In a move likely to attract criticism, a peer-reviewed journal has agreed to publish an Italian physicist’s highly contested analysis of publications, which concludes that female physicists don’t face more career obstacles than their male colleagues. The journal says it will also simultaneously publish critiques of the paper, which one member of the journal’s editorial board says is “flawed” and contains “unsubstantiated claims.”

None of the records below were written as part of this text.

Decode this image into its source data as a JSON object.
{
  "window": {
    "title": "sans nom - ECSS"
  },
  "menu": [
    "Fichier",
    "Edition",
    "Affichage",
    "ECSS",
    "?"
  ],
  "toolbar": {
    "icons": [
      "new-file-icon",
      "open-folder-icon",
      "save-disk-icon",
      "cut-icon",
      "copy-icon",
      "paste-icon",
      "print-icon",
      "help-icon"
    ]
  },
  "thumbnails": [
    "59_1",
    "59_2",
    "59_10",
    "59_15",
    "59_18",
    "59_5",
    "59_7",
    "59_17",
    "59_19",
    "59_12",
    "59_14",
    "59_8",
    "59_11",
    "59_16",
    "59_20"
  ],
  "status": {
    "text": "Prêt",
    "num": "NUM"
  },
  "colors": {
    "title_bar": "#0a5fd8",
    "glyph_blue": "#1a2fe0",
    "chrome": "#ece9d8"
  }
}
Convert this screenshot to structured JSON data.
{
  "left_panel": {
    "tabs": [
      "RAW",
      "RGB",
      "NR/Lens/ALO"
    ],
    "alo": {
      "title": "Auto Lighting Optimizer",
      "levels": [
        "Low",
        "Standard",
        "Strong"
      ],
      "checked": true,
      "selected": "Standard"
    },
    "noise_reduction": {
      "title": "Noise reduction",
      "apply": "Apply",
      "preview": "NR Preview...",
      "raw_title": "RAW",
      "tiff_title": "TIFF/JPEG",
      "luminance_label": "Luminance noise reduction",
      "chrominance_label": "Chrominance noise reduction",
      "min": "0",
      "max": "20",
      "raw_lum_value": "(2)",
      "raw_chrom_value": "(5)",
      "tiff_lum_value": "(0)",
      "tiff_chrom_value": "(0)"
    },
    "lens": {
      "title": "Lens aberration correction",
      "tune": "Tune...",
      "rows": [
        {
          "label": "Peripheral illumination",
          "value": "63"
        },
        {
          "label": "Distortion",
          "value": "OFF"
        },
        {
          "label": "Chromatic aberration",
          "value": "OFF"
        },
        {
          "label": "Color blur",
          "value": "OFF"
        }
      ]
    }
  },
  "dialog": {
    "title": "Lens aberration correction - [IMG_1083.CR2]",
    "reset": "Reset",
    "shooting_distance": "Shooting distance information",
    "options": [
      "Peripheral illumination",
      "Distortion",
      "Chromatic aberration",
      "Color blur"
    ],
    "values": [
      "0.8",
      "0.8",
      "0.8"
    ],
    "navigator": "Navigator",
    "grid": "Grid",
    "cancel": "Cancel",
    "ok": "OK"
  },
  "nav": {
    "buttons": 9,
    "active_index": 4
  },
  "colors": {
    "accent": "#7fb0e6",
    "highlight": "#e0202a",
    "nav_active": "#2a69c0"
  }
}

Last year, physicist Alessandro Strumia received widespread criticism after presenting a talk at CERN, the European particle physics laboratory near Geneva, Switzerland, where he was a guest professor. During the presentation, he asserted that physics was built and invented by men, and stated on a slide that “Physics is not sexist against women.” Thousands of physicists signed a letter voicing concerns about Strumia’s views and some researchers published detailed critiques of his findings and methods, which focused on published papers in the field of “fundamental physics” that includes theoretical and experimental studies of fundamental particles, cosmology, and astrophysics. Some of Strumia’s critics have argued that such literature analyses are not sufficient to support his claims. Both CERN and Strumia’s employer, the University of Pisa in Italy, launched investigations. Earlier this year, CERN cut all ties with Strumia and the university released a statement condemning his comments.